In a lesser story, this would have bothered me. Not here.
Because The Collapsing Empire trilogy is not the story of Cardenia and co. It is the story of — wait for it — the collapsing empire. The story of the Interdependency as a society. That is the story we have really tuned in for, eve if the personal experiences of the characters living through this catastrophe are what makes it personal enough for us to care. And that story is anything but easily resolved. Where Scalzi is not afraid to descend from the skies and fix his heroes’ lives (or end them, as the case might be), he takes no easy paths to the resolution of the grander tragedy unfolding around them.

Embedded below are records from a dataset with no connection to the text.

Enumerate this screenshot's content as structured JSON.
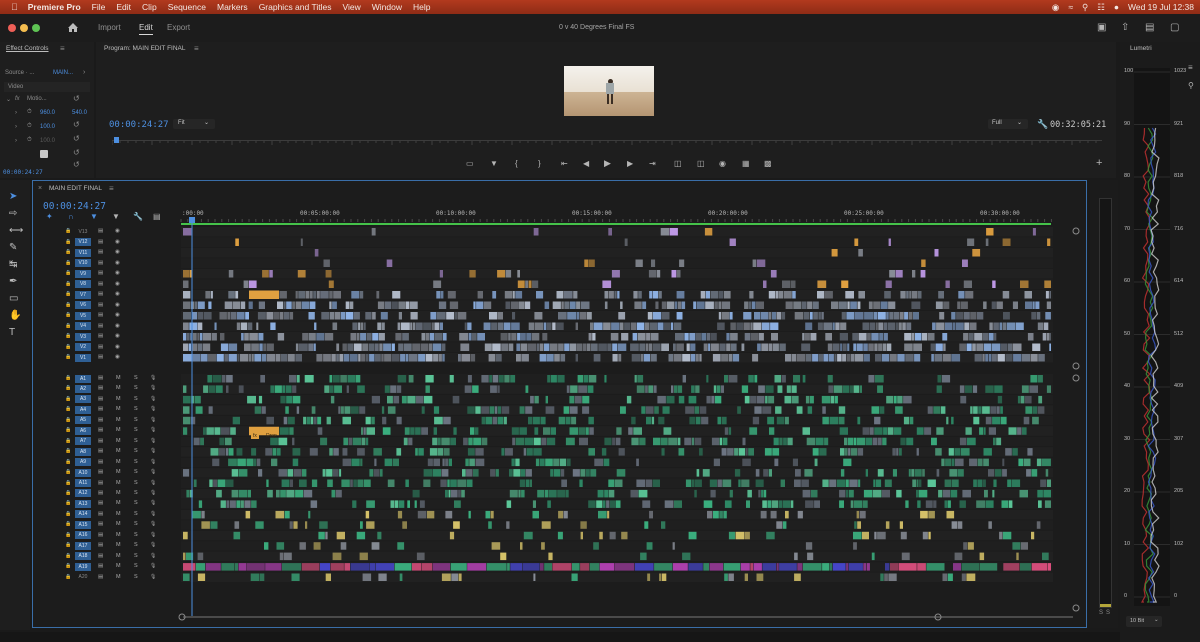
{
  "menubar": {
    "items": [
      "Premiere Pro",
      "File",
      "Edit",
      "Clip",
      "Sequence",
      "Markers",
      "Graphics and Titles",
      "View",
      "Window",
      "Help"
    ],
    "clock": "Wed 19 Jul  12:38"
  },
  "header": {
    "tabs": [
      "Import",
      "Edit",
      "Export"
    ],
    "active_tab": "Edit",
    "project_title": "0 v 40 Degrees Final FS"
  },
  "effect_controls": {
    "title": "Effect Controls",
    "source_label": "Source · ...",
    "seq_label": "MAIN...",
    "video_label": "Video",
    "fx_label": "fx",
    "motion_label": "Motio...",
    "values": [
      "960.0",
      "540.0",
      "100.0",
      "100.0"
    ],
    "timecode": "00:00:24:27"
  },
  "program": {
    "title": "Program: MAIN EDIT FINAL",
    "timecode": "00:00:24:27",
    "fit": "Fit",
    "quality": "Full",
    "duration": "00:32:05:21"
  },
  "timeline": {
    "title": "MAIN EDIT FINAL",
    "timecode": "00:00:24:27",
    "ruler": [
      ":00:00",
      "00:05:00:00",
      "00:10:00:00",
      "00:15:00:00",
      "00:20:00:00",
      "00:25:00:00",
      "00:30:00:00"
    ],
    "video_tracks": [
      "V13",
      "V12",
      "V11",
      "V10",
      "V9",
      "V8",
      "V7",
      "V6",
      "V5",
      "V4",
      "V3",
      "V2",
      "V1"
    ],
    "audio_tracks": [
      "A1",
      "A2",
      "A3",
      "A4",
      "A5",
      "A6",
      "A7",
      "A8",
      "A9",
      "A10",
      "A11",
      "A12",
      "A13",
      "A14",
      "A15",
      "A16",
      "A17",
      "A18",
      "A19",
      "A20"
    ],
    "mute_label": "M",
    "solo_label": "S",
    "clip_labels": [
      "fx",
      "Drop"
    ]
  },
  "meters": {
    "solo_labels": [
      "S",
      "S"
    ]
  },
  "lumetri": {
    "title": "Lumetri",
    "scale_left": [
      "100",
      "90",
      "80",
      "70",
      "60",
      "50",
      "40",
      "30",
      "20",
      "10",
      "0"
    ],
    "scale_right": [
      "1023",
      "921",
      "818",
      "716",
      "614",
      "512",
      "409",
      "307",
      "205",
      "102",
      "0"
    ],
    "bit_depth": "10 Bit"
  },
  "colors": {
    "menubar": "#a8361b",
    "accent": "#4d8fe0",
    "track_video": "#2f5f94",
    "audio_green": "#3bb07f",
    "clip_purple": "#b040b0",
    "clip_blue": "#4a4ad8",
    "clip_orange": "#e0a040",
    "clip_lilac": "#c09ae8",
    "clip_grey": "#8a8f99"
  }
}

In this sense, the trilogy ends with a bang, the conclusion meant to both give us a sense of many stories still to come, and a firm ending. This universe is wider than the Interdependency, and there are plenty of adventures to be had in it. Personally, I am more than satisfied with the The Collapsing Empire as a complete work, but I would love to return to its worlds (well, ok — habitats) in a different time or place. Meanwhile, it’s a flawless work of science fiction, and a massive recommendation from me.